-- PROVIDED DATA follows --

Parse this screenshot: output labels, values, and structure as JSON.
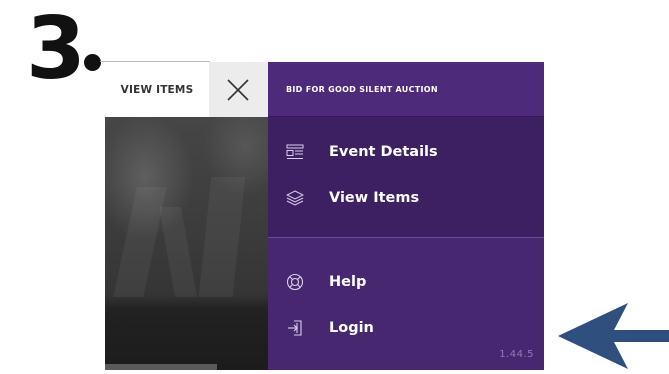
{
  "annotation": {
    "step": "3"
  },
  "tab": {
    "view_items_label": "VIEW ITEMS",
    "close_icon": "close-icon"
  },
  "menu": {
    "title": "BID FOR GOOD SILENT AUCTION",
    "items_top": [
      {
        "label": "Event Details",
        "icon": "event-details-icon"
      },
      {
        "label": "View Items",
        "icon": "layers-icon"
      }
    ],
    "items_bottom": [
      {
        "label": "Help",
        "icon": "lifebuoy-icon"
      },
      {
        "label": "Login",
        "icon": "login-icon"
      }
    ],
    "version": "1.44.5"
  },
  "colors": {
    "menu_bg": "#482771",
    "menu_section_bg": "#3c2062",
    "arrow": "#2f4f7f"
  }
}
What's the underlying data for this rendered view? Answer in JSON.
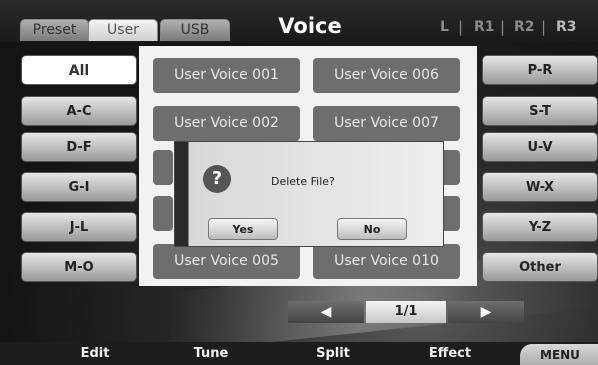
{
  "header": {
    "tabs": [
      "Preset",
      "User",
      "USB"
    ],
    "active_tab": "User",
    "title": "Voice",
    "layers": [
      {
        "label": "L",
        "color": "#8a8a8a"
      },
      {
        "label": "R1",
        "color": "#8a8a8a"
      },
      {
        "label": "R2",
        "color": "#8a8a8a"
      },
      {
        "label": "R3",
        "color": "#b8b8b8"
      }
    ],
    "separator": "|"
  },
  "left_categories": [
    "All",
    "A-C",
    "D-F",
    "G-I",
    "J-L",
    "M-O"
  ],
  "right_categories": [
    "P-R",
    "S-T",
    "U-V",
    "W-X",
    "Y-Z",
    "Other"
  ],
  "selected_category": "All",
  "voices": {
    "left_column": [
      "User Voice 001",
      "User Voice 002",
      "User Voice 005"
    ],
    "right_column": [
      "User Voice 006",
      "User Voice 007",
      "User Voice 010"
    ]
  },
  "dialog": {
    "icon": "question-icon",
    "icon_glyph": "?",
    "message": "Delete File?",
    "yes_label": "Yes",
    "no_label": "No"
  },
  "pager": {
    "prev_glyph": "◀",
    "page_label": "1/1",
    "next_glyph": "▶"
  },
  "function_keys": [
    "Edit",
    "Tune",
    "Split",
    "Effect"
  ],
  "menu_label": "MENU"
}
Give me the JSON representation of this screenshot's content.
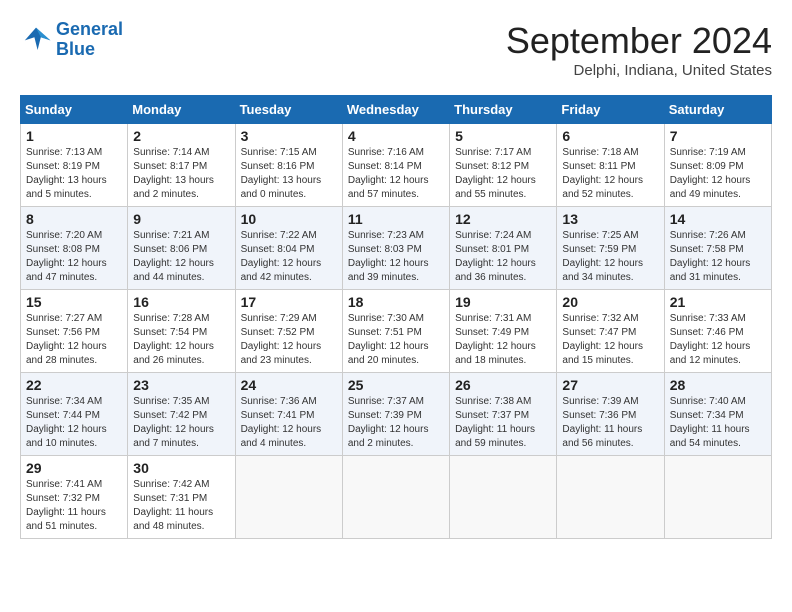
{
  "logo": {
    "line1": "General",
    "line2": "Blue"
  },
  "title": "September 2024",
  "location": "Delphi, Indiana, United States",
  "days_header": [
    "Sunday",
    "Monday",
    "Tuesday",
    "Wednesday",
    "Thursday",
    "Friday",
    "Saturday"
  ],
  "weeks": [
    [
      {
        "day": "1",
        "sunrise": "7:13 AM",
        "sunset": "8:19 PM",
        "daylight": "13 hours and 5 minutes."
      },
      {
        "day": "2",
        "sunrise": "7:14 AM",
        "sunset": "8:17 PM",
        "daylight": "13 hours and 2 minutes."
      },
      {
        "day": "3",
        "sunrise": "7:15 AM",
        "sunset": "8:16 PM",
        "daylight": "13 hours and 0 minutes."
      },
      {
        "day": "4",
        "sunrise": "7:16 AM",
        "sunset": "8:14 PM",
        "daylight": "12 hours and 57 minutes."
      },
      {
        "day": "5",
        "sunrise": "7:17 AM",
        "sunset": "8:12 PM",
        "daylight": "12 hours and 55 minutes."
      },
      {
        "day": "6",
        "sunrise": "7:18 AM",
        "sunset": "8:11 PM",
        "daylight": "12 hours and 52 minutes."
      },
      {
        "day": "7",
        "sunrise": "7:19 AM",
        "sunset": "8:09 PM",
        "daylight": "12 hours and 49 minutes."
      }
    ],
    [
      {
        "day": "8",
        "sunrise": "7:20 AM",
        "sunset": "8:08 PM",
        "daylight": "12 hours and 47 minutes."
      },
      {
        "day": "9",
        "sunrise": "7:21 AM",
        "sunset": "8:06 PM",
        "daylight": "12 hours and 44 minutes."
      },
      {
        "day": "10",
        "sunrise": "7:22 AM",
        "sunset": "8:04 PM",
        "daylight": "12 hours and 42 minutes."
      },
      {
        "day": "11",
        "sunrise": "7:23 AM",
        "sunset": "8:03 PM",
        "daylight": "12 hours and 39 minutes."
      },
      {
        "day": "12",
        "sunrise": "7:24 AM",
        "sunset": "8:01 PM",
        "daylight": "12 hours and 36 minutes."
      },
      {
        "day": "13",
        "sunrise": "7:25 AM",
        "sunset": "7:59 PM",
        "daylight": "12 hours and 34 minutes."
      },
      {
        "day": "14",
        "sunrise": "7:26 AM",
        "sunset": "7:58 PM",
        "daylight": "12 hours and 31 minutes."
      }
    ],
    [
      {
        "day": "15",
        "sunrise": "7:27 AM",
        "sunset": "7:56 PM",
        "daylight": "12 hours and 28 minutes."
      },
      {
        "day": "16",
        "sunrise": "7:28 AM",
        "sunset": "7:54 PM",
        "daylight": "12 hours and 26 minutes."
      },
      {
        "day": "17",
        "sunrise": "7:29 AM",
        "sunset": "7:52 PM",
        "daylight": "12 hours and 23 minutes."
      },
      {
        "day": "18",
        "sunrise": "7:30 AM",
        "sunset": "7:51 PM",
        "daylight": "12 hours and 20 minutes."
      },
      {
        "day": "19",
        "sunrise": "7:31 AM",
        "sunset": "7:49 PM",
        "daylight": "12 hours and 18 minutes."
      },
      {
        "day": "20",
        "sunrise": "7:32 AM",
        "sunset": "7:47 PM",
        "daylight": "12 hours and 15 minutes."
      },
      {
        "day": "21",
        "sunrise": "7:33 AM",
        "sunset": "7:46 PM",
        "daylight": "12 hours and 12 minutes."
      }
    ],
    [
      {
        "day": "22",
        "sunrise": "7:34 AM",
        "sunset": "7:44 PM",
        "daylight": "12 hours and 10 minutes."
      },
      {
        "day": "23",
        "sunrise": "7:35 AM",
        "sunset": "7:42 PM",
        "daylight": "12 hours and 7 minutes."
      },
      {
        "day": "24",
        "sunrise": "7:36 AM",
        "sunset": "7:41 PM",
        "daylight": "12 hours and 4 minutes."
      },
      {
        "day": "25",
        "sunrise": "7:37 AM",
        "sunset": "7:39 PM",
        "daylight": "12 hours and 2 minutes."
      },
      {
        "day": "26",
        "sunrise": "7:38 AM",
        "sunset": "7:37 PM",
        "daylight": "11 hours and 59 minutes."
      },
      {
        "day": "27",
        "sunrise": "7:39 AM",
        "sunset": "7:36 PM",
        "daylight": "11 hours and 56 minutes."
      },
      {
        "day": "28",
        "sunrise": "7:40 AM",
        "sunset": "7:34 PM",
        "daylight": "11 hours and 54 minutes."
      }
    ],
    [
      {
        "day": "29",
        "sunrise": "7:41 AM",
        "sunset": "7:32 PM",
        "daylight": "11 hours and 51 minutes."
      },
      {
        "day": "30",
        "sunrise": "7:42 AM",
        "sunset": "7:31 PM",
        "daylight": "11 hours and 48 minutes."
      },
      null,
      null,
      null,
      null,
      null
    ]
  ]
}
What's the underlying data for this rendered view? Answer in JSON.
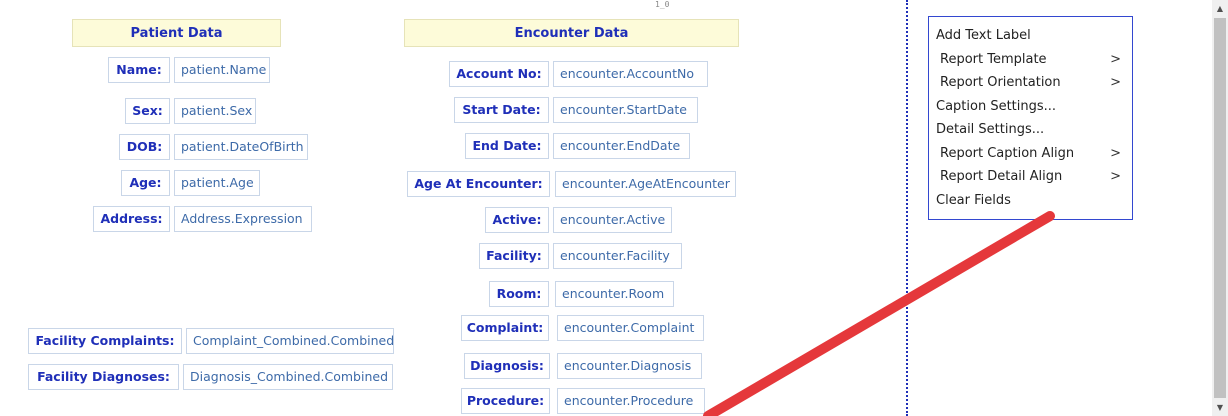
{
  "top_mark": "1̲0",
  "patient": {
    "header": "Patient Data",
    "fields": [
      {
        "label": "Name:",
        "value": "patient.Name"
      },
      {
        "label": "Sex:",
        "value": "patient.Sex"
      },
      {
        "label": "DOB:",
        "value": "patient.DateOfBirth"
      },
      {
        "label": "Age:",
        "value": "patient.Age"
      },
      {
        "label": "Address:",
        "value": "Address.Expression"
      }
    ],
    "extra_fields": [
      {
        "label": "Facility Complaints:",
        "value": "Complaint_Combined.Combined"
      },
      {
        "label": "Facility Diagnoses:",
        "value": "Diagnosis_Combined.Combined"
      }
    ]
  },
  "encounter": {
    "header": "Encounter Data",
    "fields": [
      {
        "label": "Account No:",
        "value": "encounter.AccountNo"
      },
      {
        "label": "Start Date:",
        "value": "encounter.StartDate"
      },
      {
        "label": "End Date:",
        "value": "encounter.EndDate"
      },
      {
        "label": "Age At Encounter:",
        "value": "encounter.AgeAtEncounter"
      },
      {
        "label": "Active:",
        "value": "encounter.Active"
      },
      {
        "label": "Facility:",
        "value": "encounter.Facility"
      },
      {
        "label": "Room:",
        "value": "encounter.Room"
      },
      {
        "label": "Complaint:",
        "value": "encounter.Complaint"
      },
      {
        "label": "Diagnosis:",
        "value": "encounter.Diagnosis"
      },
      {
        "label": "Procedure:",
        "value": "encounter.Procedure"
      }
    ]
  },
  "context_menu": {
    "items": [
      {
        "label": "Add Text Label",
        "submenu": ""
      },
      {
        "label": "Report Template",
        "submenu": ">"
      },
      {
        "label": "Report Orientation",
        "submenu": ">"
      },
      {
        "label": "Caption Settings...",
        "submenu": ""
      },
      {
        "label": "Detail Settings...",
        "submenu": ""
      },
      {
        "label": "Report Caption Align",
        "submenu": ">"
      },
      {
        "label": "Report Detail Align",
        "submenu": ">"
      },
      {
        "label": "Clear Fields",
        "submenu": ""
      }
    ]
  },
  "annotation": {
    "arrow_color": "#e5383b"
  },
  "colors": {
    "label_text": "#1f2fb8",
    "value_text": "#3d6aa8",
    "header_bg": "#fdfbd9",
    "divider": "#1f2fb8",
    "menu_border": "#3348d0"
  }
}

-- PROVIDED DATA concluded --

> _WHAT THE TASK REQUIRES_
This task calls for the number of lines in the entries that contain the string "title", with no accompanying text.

> _ANSWER AREA_
3